The War on Coal-Fired Electric Plants
President Obama made a major energy policy speech at Georgetown University on June 25, 2013.
It is a total shift in energy policy to address climate change.
The centerpiece of the new plan is strict regulations imposed on existing coal-fired electric power plants to limit CO2 emissions.
It is one thing to create a few new EPA regulations; it quite another to consider the practical ramifications of those regulations. The President didn’t.
Here they are…
Electric Power in the United States
According to the EIA, in 2012 coal supplied 37% of all electric power generated in the USA. It is our nation’s single largest source of electricity. Natural gas was 2nd at 30%. Renewables (biomass, geothermal, solar and wind) supplied 5%.
Of the green energy contribution, wind turbines generated nearly all of it… a tad under 4%.
Solar generated just 0.11%. That is 1/3,200th as much as wind and an infinitesimal 1/100,000th of total electricity generated in the United States. That is less than a pinprick.
Nuclear and hydroelectric supply most of the remaining electric power (26%).
Total Renewable U.S. Energy Production
Overall, renewables produce 2.5 times more U.S. energy today than in 2001.
While a total of 193,981 thousand kilowatt hours sounds impressive, total U.S. energy production in 2011 was 330,000,000,000,000 thousand kilowatt hours. That is 3.3 followed by 13 zeros!! You need a microscope to see renewable energy’s electric contribution.
In the renewable green-energy universe, wind power has made great strides since 2001.
All others far less.
There is 18 times more energy produced today with wind turbines than there was in 2001. Solar has tripled in that time, but is a teeny-tiny fraction of wind.
In his Georgetown speech, President Obama bragged that the amount of wind and solar energy generated has doubled since he took office. That is true,
In his new plan, the President calls for doubling renewable energy production again by 2020. That is four years after he is out of office. Roughly 70% of U.S. electricity will still be generated by fossil fuels.
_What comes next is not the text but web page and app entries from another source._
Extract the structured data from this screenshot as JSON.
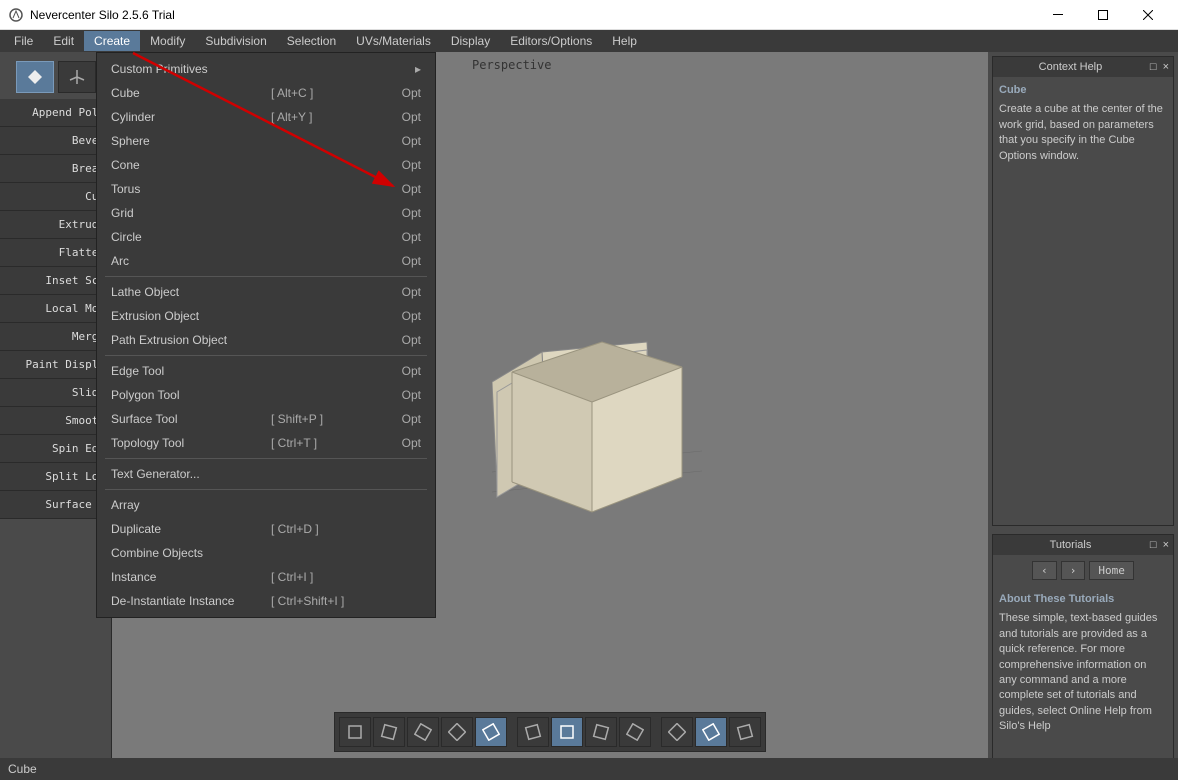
{
  "window": {
    "title": "Nevercenter Silo 2.5.6 Trial"
  },
  "menubar": [
    "File",
    "Edit",
    "Create",
    "Modify",
    "Subdivision",
    "Selection",
    "UVs/Materials",
    "Display",
    "Editors/Options",
    "Help"
  ],
  "menubar_active_index": 2,
  "left_tools": [
    "Append Poly",
    "Bevel",
    "Break",
    "Cut",
    "Extrude",
    "Flatten",
    "Inset Sca",
    "Local Mov",
    "Merge",
    "Paint Displa",
    "Slide",
    "Smooth",
    "Spin Edg",
    "Split Loo",
    "Surface T"
  ],
  "viewport": {
    "label": "Perspective"
  },
  "dropdown": [
    {
      "label": "Custom Primitives",
      "shortcut": "",
      "opt": "",
      "submenu": true
    },
    {
      "label": "Cube",
      "shortcut": "[ Alt+C ]",
      "opt": "Opt"
    },
    {
      "label": "Cylinder",
      "shortcut": "[ Alt+Y ]",
      "opt": "Opt"
    },
    {
      "label": "Sphere",
      "shortcut": "",
      "opt": "Opt"
    },
    {
      "label": "Cone",
      "shortcut": "",
      "opt": "Opt"
    },
    {
      "label": "Torus",
      "shortcut": "",
      "opt": "Opt"
    },
    {
      "label": "Grid",
      "shortcut": "",
      "opt": "Opt"
    },
    {
      "label": "Circle",
      "shortcut": "",
      "opt": "Opt"
    },
    {
      "label": "Arc",
      "shortcut": "",
      "opt": "Opt"
    },
    {
      "sep": true
    },
    {
      "label": "Lathe Object",
      "shortcut": "",
      "opt": "Opt"
    },
    {
      "label": "Extrusion Object",
      "shortcut": "",
      "opt": "Opt"
    },
    {
      "label": "Path Extrusion Object",
      "shortcut": "",
      "opt": "Opt"
    },
    {
      "sep": true
    },
    {
      "label": "Edge Tool",
      "shortcut": "",
      "opt": "Opt"
    },
    {
      "label": "Polygon Tool",
      "shortcut": "",
      "opt": "Opt"
    },
    {
      "label": "Surface Tool",
      "shortcut": "[ Shift+P ]",
      "opt": "Opt"
    },
    {
      "label": "Topology Tool",
      "shortcut": "[ Ctrl+T ]",
      "opt": "Opt"
    },
    {
      "sep": true
    },
    {
      "label": "Text Generator...",
      "shortcut": "",
      "opt": ""
    },
    {
      "sep": true
    },
    {
      "label": "Array",
      "shortcut": "",
      "opt": ""
    },
    {
      "label": "Duplicate",
      "shortcut": "[ Ctrl+D ]",
      "opt": ""
    },
    {
      "label": "Combine Objects",
      "shortcut": "",
      "opt": ""
    },
    {
      "label": "Instance",
      "shortcut": "[ Ctrl+I ]",
      "opt": ""
    },
    {
      "label": "De-Instantiate Instance",
      "shortcut": "[ Ctrl+Shift+I ]",
      "opt": ""
    }
  ],
  "context_help": {
    "title": "Context Help",
    "heading": "Cube",
    "body": "Create a cube at the center of the work grid, based on parameters that you specify in the Cube Options window."
  },
  "tutorials": {
    "title": "Tutorials",
    "home": "Home",
    "heading": "About These Tutorials",
    "body": "These simple, text-based guides and tutorials are provided as a quick reference. For more comprehensive information on any command and a more complete set of tutorials and guides, select Online Help from Silo's Help"
  },
  "statusbar": {
    "text": "Cube"
  },
  "bottom_icons": [
    "shape1",
    "shape2",
    "shape3",
    "shape4",
    "cube",
    "axis1",
    "axis2",
    "axis3",
    "axis4",
    "curve1",
    "select",
    "curve2"
  ],
  "bottom_selected": [
    4,
    6,
    10
  ]
}
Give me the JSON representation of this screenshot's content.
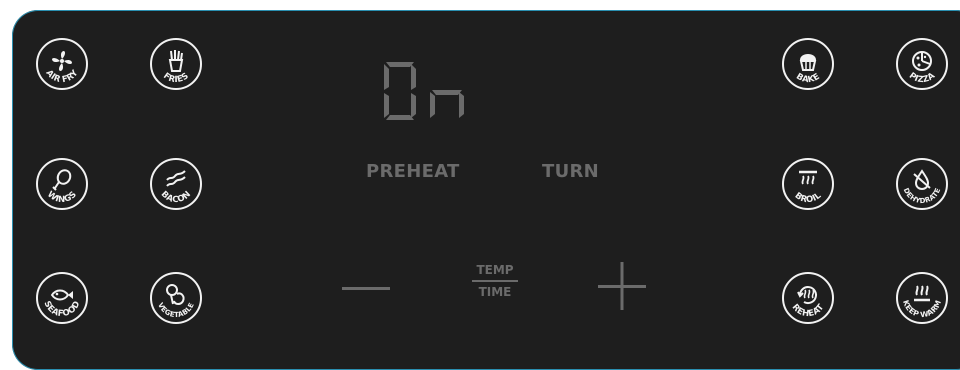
{
  "display": {
    "readout": "On"
  },
  "labels": {
    "preheat": "PREHEAT",
    "turn": "TURN",
    "temp": "TEMP",
    "time": "TIME"
  },
  "presets": {
    "air_fry": "AIR FRY",
    "fries": "FRIES",
    "wings": "WINGS",
    "bacon": "BACON",
    "seafood": "SEAFOOD",
    "vegetable": "VEGETABLE",
    "bake": "BAKE",
    "pizza": "PIZZA",
    "broil": "BROIL",
    "dehydrate": "DEHYDRATE",
    "reheat": "REHEAT",
    "keep_warm": "KEEP WARM"
  },
  "colors": {
    "panel": "#1e1e1e",
    "icon": "#f2f2f2",
    "dim": "#6b6b6b",
    "border": "#2a8fb0"
  }
}
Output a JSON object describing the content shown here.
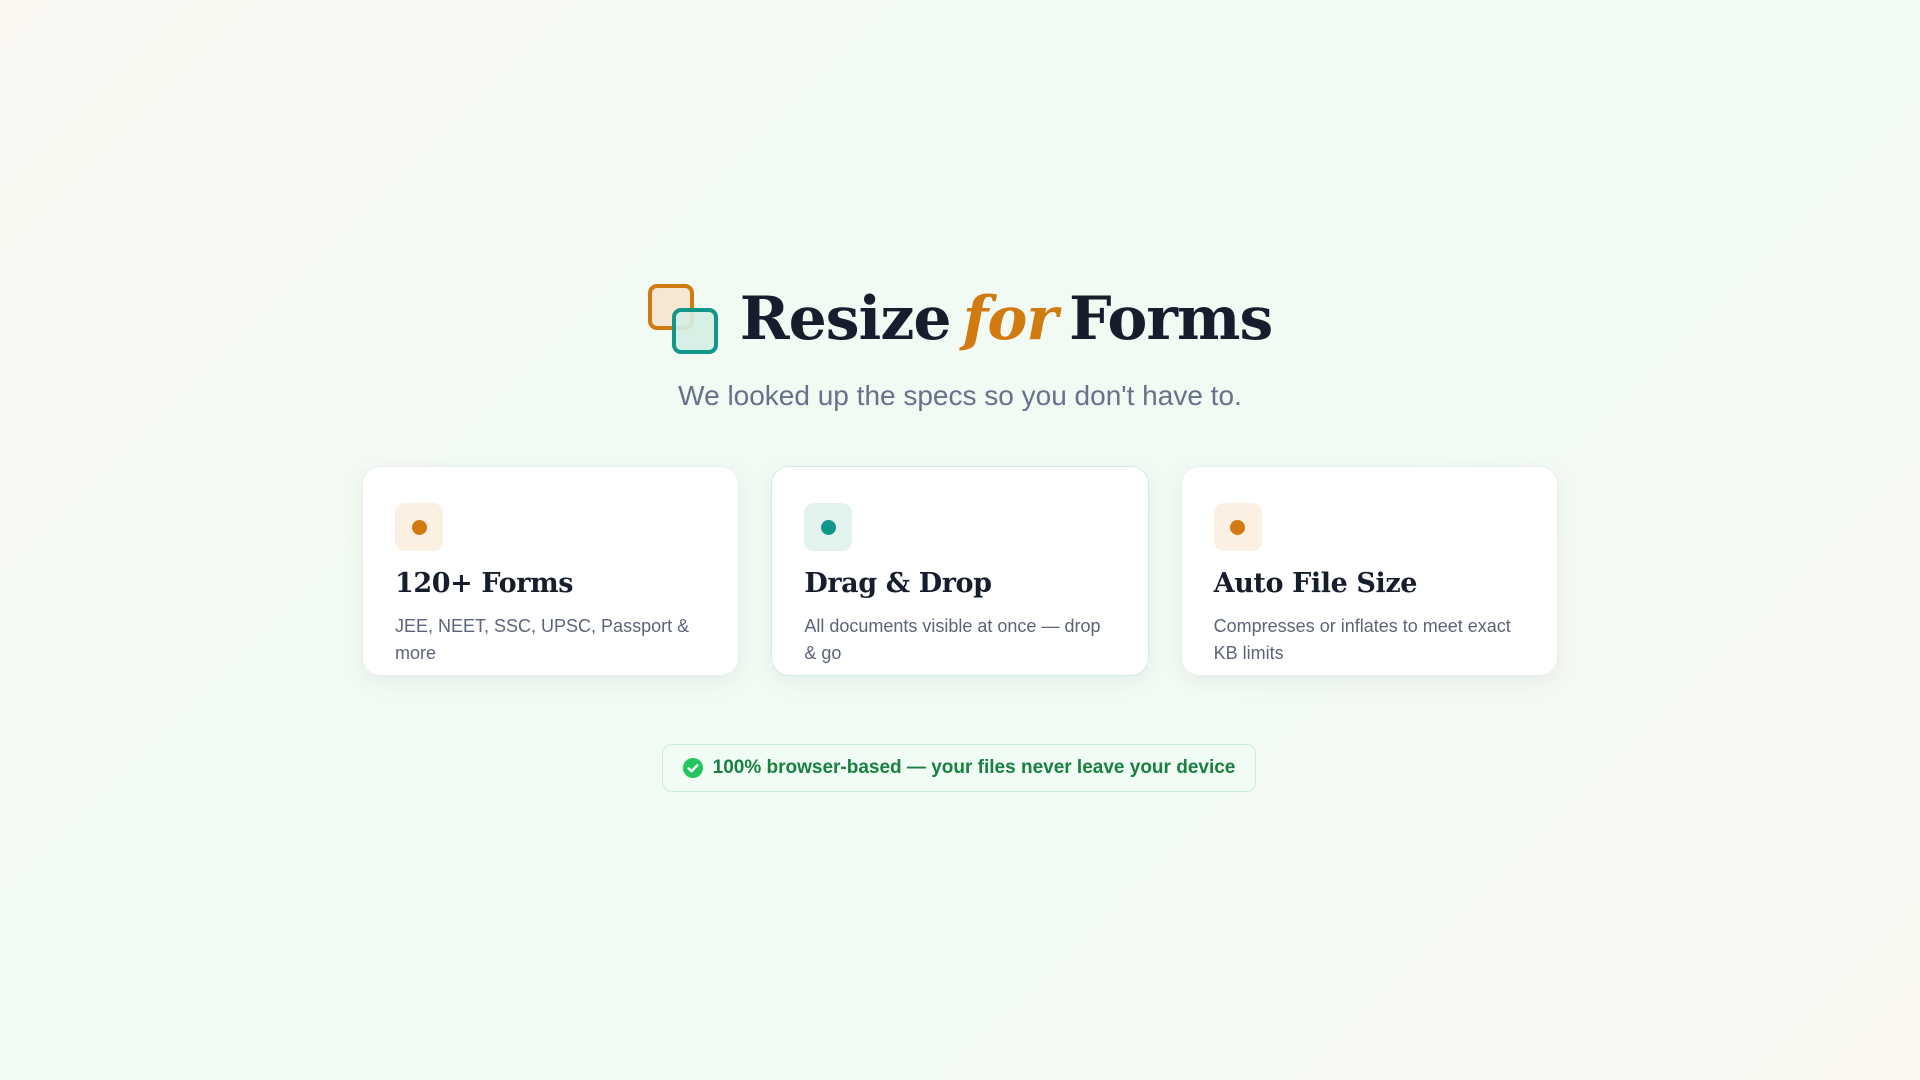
{
  "header": {
    "title_part1": "Resize",
    "title_accent": "for",
    "title_part2": "Forms",
    "subtitle": "We looked up the specs so you don't have to."
  },
  "features": [
    {
      "title": "120+ Forms",
      "description": "JEE, NEET, SSC, UPSC, Passport & more",
      "accent": "#d27a12"
    },
    {
      "title": "Drag & Drop",
      "description": "All documents visible at once — drop & go",
      "accent": "#13968a"
    },
    {
      "title": "Auto File Size",
      "description": "Compresses or inflates to meet exact KB limits",
      "accent": "#d27a12"
    }
  ],
  "privacy": {
    "text": "100% browser-based — your files never leave your device",
    "icon": "check-circle-icon",
    "color": "#188040"
  },
  "colors": {
    "orange": "#d27a12",
    "teal": "#13968a",
    "green": "#22c55e"
  }
}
In President Obama’s new plan, renewable energy will still only supply a small fraction of electricity in the United States in 2020.
That means, even under the President’s own plan, increasing renewables won’t and can’t meaningfully reduce CO2 any time soon. It is physically impossible!
Coal CO2 Pollution
Water vapor is, by far, the world’s largest and most potent greenhouse gas. CO2 comes in a distant 2nd. Outside water vapor, CO2 accounts for around 80% of all the Earth’s remaining greenhouse gases.
It is estimated that 40% of U.S. CO2 pollutants come from coal-fired electric plants.
That makes coal-fired power plants a reasonable and logical target if you want to reduce CO2. That is what President Obama has chosen to do, not through legislation, but through new EPA regulations.
The Cost of Cutting Coal-fired CO2
Coal produced 37% of all U.S. electricity in 2012. In the President’s new plan, the likeliest EPA regulations will force coal power plants to install “advanced CC with CCS” technology.
The chart above shows that coal generated electricity that would have cost $94.8/Kwh in 2016 will now cost $136.2/Kwh instead. That is a 70% increase in the cost of the nation’s largest source of electric power!
That will make coal power cost more than wind, but still be 1/3rd the cost of solar. Off-shore wind is cost prohibitive.
But even under the President’s plan, by 2020 renewables will only replace a fraction of the electricity generated by fossil fuels.
That leaves only one of two outcomes:
- Electricity costs a lot more
- Coal-fired plants get replaced
Climate Change’s Dirty Little Secret
U.S. CO2 emissions are down, true, but President Obama’s green energy initiatives costing many $10s of billions so far are not responsible for any of it.
Furthermore, as explained above, the President’s newest plan using EPA regulations to curb coal-fired electric plant emissions can’t work either, without skyrocketing electric costs.
Green energy is a half century away from replacing coal’s 37% of electricity production. President Obama’s apparently plans to make electric power users pay 70% more for electricity generated by coal as an incentive to reduce CO2emissions. Not smart.
The only rational, affordable hope is replacing coal-fired electric plants with something else.
Fortunately, the fight against global warming has the unlikeliest hero; big oil fracking for clean-burning natural gas.
Natural gas is not only the cleanest burning fossil fuel, but it is also the cheapest. Now, with fracking and horizontal drilling, it will be plentiful for decades. The transition from coal to natural gas electric generation is already well underway. That and a bad economy is what is responsible for the U.S. reducing its CO2 emissions.
President Obama’s new climate change plan won’t reduce emissions much; replacing coal with natural gas by private-sector oil and gas companies will.